* Requirement
Filter task. Return each line of the material that holds the string "name".
..............................
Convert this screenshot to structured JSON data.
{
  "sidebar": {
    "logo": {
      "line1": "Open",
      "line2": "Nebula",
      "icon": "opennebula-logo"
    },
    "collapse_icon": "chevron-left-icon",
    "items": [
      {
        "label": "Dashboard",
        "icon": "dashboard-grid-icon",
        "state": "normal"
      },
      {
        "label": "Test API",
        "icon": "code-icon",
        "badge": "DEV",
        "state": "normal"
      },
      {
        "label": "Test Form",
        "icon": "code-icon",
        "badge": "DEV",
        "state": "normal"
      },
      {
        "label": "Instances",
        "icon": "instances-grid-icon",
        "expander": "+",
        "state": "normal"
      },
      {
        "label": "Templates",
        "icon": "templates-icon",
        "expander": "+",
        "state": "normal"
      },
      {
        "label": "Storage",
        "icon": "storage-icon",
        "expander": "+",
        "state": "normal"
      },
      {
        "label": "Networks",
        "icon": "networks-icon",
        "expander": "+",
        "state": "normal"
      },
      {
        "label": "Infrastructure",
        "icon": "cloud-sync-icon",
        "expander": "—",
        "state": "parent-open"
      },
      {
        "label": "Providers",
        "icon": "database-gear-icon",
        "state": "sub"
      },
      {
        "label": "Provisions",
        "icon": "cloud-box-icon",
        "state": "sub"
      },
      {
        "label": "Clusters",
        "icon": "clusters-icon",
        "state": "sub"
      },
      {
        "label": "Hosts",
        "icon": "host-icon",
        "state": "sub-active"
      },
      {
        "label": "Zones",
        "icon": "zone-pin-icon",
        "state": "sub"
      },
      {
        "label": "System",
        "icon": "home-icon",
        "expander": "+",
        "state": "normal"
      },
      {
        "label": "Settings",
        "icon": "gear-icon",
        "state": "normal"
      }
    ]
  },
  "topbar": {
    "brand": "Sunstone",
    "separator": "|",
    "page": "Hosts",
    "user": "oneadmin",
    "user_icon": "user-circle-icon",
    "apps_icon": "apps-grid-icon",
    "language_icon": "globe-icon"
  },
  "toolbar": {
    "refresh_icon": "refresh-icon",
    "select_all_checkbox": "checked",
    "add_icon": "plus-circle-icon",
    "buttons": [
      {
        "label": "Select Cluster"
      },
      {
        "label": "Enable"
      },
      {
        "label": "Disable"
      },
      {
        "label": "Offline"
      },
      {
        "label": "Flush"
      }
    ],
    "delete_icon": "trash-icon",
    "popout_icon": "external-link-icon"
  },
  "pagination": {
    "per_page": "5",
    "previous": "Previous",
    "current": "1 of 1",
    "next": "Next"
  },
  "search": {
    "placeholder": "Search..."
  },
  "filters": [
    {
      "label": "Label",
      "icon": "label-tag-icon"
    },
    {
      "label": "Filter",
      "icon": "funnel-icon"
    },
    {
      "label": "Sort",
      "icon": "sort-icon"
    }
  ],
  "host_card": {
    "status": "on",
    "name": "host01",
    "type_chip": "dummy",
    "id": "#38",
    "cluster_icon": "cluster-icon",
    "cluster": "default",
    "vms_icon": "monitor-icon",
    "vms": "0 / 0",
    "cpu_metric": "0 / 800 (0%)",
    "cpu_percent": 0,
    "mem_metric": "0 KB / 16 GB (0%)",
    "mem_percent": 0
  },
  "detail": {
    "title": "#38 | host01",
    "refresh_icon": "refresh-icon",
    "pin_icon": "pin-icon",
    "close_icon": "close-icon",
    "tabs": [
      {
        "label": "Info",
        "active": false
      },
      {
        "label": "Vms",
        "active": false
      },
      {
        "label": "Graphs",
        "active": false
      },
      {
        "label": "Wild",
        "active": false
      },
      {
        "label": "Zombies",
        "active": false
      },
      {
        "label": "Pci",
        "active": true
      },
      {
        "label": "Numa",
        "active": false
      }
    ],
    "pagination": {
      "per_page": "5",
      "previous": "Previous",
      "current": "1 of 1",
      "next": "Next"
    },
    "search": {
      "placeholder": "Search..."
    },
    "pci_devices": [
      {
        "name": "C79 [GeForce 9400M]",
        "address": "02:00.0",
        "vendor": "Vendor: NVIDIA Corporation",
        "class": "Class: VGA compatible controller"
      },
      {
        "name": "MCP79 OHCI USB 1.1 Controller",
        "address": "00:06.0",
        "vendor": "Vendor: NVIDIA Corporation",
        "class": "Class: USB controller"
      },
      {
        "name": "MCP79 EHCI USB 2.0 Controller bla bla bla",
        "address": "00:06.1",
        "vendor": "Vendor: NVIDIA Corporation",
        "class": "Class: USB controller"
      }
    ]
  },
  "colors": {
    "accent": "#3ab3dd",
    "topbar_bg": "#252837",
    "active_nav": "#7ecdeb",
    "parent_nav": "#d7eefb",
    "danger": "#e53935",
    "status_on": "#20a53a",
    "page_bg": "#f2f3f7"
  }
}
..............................
* Answer to this problem
    "name": "host01",
        "name": "C79 [GeForce 9400M]",
        "name": "MCP79 OHCI USB 1.1 Controller",
        "name": "MCP79 EHCI USB 2.0 Controller bla bla bla",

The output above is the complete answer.